The body of Franz Kafka’s work is replete with instances of the author’s use of allegory, metaphor and other literary devices the application of which represented his only means of expressing his alienation from his father, from his mundane existence as an employee of an insurance company, and from the expectations placed upon him to structure his life in accordance with a certain ideal with which he was fundamentally in disagreement. Kafka’s was a life lived torn between the expectations of a demanding father and that of an aspiring writer struggling for the freedoms associated with the creative mind. Many of his protagonists reflect the emotional and intellectual struggles that characterized Kafka’s own short life, and none more so than Gregor Samsa, the tortured soul at the center of The Metamorphosis. Gregor, of course, is a traveling salesman – the quintessential monotonous and wearying profession – and Kafka makes quite explicit Gregor’s sense of alienation from his profession and from those around him. Upon awakening, and not yet realizing that his transformation from human into insect is all-too-real, Gregor lies awake and reflects on the nature of his profession:

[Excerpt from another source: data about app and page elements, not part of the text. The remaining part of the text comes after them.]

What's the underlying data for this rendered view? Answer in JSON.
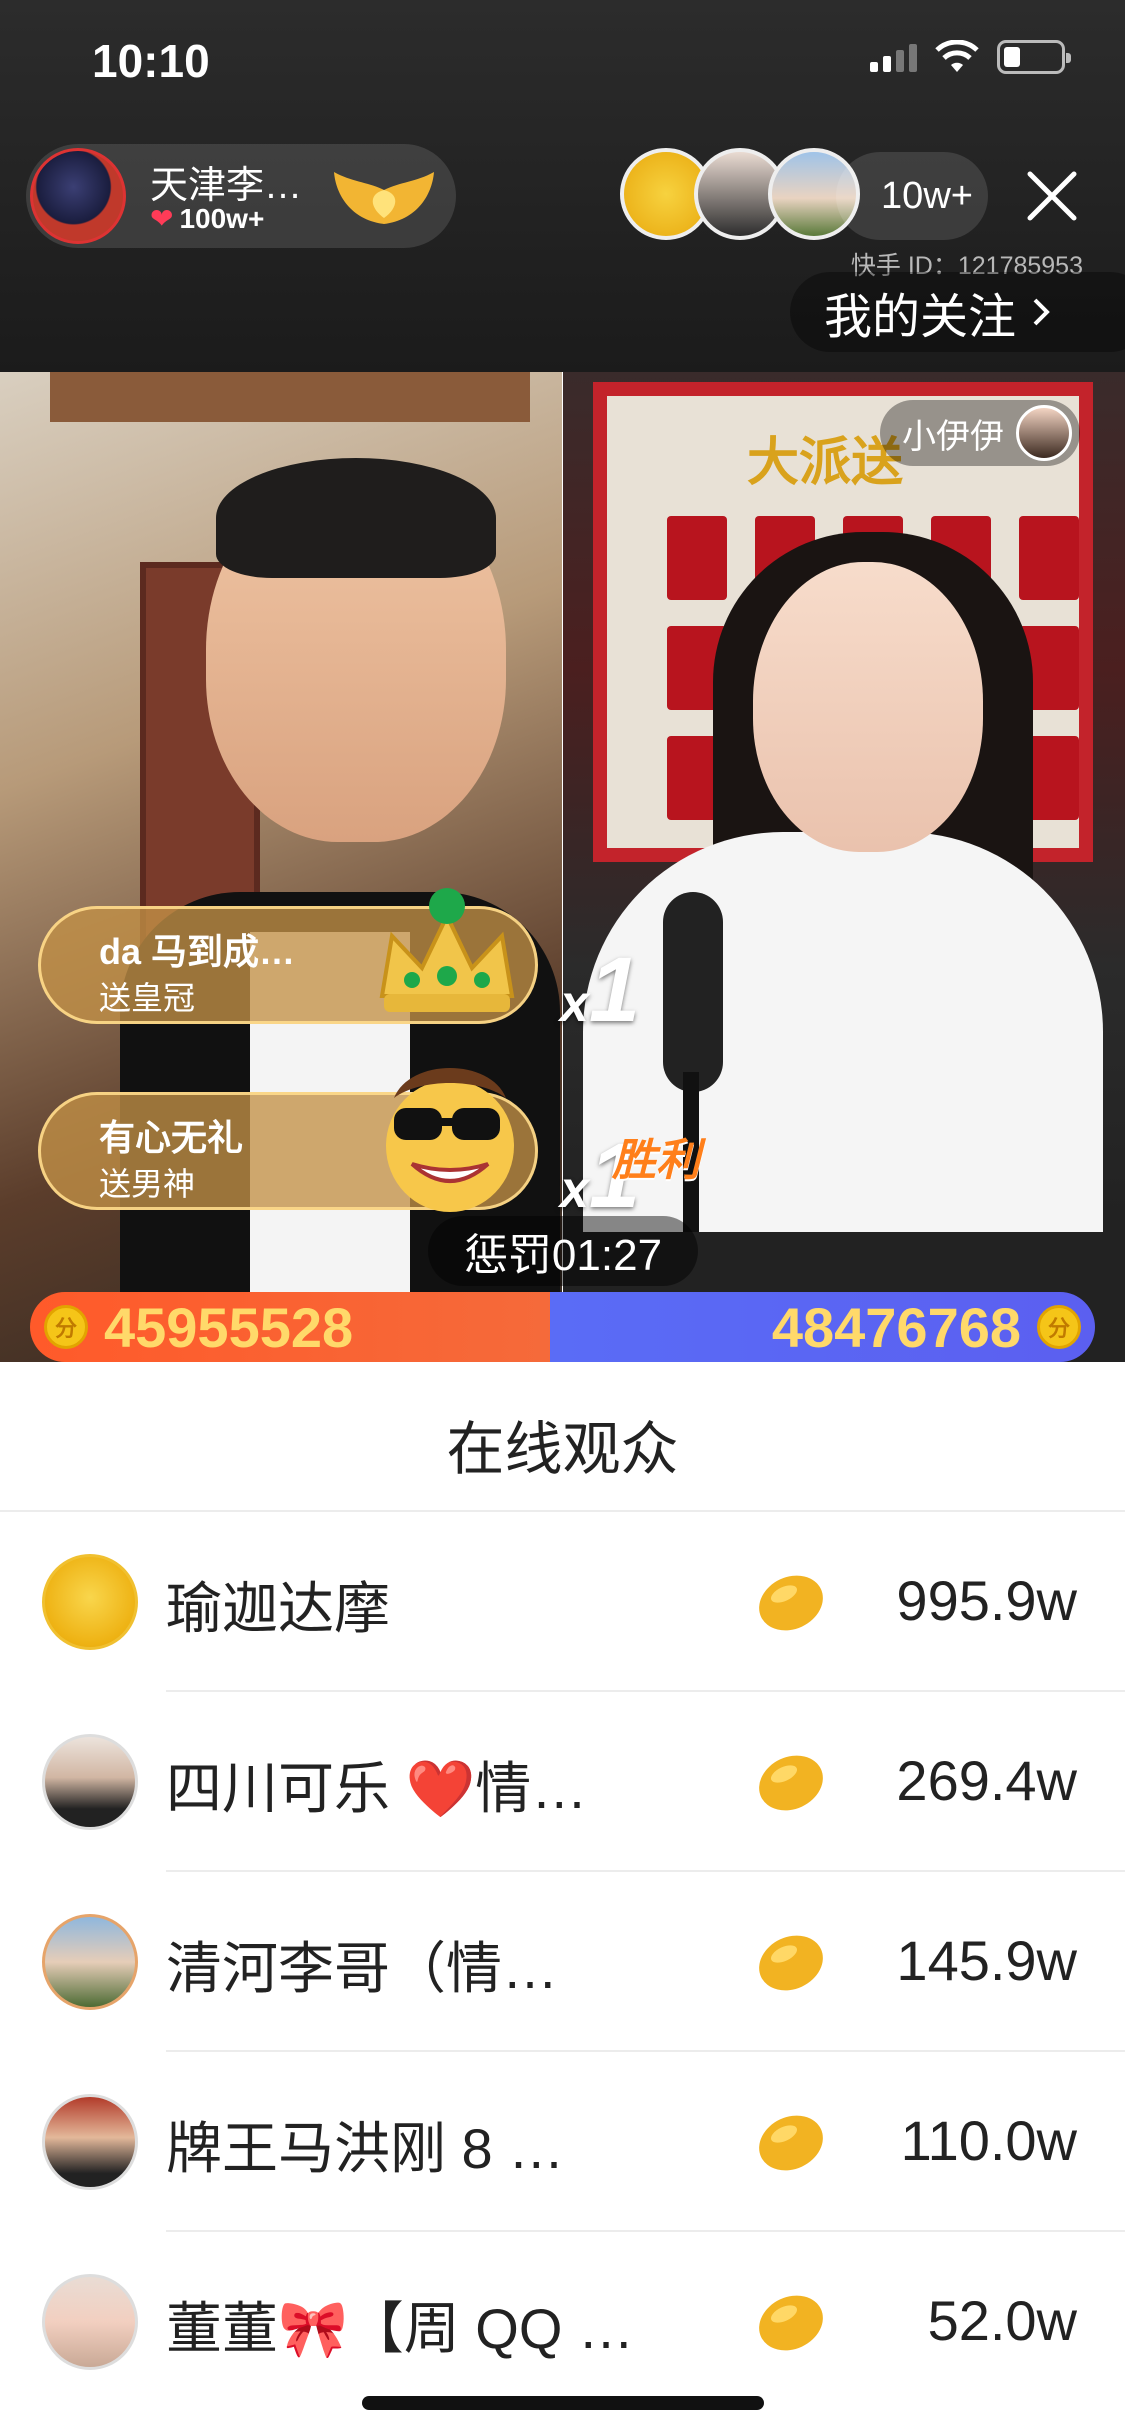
{
  "status_bar": {
    "time": "10:10"
  },
  "header": {
    "host_name": "天津李…",
    "host_likes": "100w+",
    "viewer_count": "10w+",
    "kuaishou_id": "快手 ID：121785953",
    "follow_label": "我的关注"
  },
  "video": {
    "board_text": "大派送",
    "opponent_name": "小伊伊",
    "gifts": [
      {
        "sender": "da 马到成…",
        "action": "送皇冠",
        "count_x": "x",
        "count_n": "1"
      },
      {
        "sender": "有心无礼",
        "action": "送男神",
        "count_x": "x",
        "count_n": "1"
      }
    ],
    "win_badge": "胜利",
    "punish_timer": "惩罚01:27",
    "pk_left_score": "45955528",
    "pk_right_score": "48476768",
    "coin_glyph": "分"
  },
  "audience": {
    "title": "在线观众",
    "rows": [
      {
        "name": "瑜迦达摩",
        "score": "995.9w"
      },
      {
        "name": "四川可乐 ❤️情…",
        "score": "269.4w"
      },
      {
        "name": "清河李哥（情…",
        "score": "145.9w"
      },
      {
        "name": "牌王马洪刚 8 …",
        "score": "110.0w"
      },
      {
        "name": "董董🎀【周 QQ …",
        "score": "52.0w"
      }
    ]
  },
  "colors": {
    "pk_left": "#ff5a2a",
    "pk_right": "#5b5ff0",
    "score_yellow": "#ffd96a",
    "heart": "#ff3b57"
  },
  "icons": [
    "wifi-icon",
    "battery-icon",
    "signal-icon",
    "close-icon",
    "chevron-right-icon",
    "heart-icon",
    "wings-icon",
    "crown-icon",
    "bean-icon",
    "coin-icon"
  ]
}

‘O God,’ he thought, ‘what a demanding job I’ve chosen! Day in, day out on the road. The stresses of trade are much greater than the work going on at head office, and, in addition to that, I have to deal with the problems of traveling, the worries about train connections, irregular bad food, temporary and constantly changing human relationships which never come from the heart. To hell with it all!’
Kafka’s experiences in his own life, especially as an employee at the Assicurazioni Generali insurance company and then the Worker’s Accident Insurance Institute, were insufficiently intellectually stimulating and, while paying the bills, detracted from his real love, writing. While his profession was hardly the stuff of which horror stories are written, he was clearly not satisfied to live within the parameters of the traditional middle-class existence, with the wife and children, and felt confined in that lifestyle – a confinement that could be reflected in Gregor Samsa’s dissatisfaction with his lot in life. The combination of working in a profession traditionally associated with annoying other people and suffering the indignities of office life with its concomitant responsibility to a chain of command was reflected in the following self-directed inquiry:
“Why was Gregor the only one condemned to work in a firm where at the slightest lapse someone immediately attracted the greatest suspicion?”
Gregor’s sense of alienation is ascribed to his profession, a profession down upon which many looked, leading to his observation that “[p]eople don’t like traveling salesmen. I know that.” It is the relationship with his father, though, that provides some of the story’s most allegorical statements. Kafka’s father was an overbearing, undereducated but successful businessman who was not what one might call ‘enlightened.’ Interestingly, Kafka’s father had once been a travelling salesman, and Franz’s choice of that profession for his alienated protagonist in The Metamorphosis can hardly be coincidental. Gregor’s transformation into an insect can only further strain his relationship with his father, and, in a telling passage in the story, Kafka has Gregor’s reflect disdainfully on his father’s demeanor and reaction to the son’s newly emerged identity:
“Finally Gregor had no other option, for he noticed with horror that he did not understand yet how to maintain his direction going backwards. And so he began, amid constantly anxious sideways glances in his father’s direction, to turn himself around as quickly as possible (although in truth this was only very slowly). Perhaps his father noticed his good intentions, for he did not disrupt Gregor in this motion, but with the tip of the cane from a distance he even directed here and there Gregor’s rotating movement. If only there hadn’t been his father’s unbearable hissing! Because of that Gregor totally lost his head.”
It is hard to imagine a story more allegorical than The Metamorphosis. Kafka uses Gregor’s transformation to illuminate his alienation from the world around him, and to emphasize the unbearableness of his existence. Ironically, or just interestingly, it is the family’s cleaning woman, an “old widow,” who is not in the least surprised or put-off by Gregor’s metamorphosis. On the contrary, she adopts the habit of peering into his room and saying, “’Come here for a bit, old dung beetle!’ or ‘Hey, look at the old dung beetle!’” Gregor’s status in life has reduced him to a level beneath even this elderly maid, and it is she who informs the reader as to the precise type of insect into which Gregor has transformed: a dung beetle, chosen less for its ancient transformative mythological importance than for its fecal-eating dietary habits. It is almost as if Kafka were suggesting that Gregor’s, and perhaps his own, life was the social equivalent of eating fecal matter.